::: RECORDS SUPPLIED

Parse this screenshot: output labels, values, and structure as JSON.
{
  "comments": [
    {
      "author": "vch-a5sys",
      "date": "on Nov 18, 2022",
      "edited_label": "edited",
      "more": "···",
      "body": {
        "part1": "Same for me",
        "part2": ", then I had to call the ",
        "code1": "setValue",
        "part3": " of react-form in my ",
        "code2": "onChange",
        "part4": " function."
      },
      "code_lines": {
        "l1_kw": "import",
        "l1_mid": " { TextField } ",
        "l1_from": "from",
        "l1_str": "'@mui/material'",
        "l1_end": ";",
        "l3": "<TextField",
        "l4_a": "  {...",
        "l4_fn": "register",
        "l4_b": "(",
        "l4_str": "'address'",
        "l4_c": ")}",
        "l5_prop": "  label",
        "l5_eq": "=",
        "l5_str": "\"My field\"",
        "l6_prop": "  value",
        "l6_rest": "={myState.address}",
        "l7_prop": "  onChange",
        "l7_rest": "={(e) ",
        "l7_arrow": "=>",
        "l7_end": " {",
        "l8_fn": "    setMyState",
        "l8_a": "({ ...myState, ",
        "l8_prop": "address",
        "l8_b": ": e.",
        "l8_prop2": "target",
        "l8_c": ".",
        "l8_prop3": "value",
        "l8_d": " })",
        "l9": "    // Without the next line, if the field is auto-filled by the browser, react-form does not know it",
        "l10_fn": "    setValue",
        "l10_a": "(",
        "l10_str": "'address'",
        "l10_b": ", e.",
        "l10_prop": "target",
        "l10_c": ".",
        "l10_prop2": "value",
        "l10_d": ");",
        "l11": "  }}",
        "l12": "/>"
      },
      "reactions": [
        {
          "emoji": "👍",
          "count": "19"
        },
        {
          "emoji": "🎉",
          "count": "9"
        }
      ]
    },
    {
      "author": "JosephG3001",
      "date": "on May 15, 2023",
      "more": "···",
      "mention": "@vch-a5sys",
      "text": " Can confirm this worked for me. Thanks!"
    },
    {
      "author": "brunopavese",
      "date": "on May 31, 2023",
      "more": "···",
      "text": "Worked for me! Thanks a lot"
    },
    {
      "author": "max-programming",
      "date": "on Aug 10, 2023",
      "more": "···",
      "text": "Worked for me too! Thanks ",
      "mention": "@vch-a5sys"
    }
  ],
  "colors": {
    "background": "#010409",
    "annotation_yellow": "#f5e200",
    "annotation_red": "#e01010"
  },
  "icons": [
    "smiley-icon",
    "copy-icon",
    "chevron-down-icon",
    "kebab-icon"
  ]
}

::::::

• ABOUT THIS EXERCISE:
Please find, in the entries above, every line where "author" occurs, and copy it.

• ANSWER:
      "author": "vch-a5sys",
      "author": "JosephG3001",
      "author": "brunopavese",
      "author": "max-programming",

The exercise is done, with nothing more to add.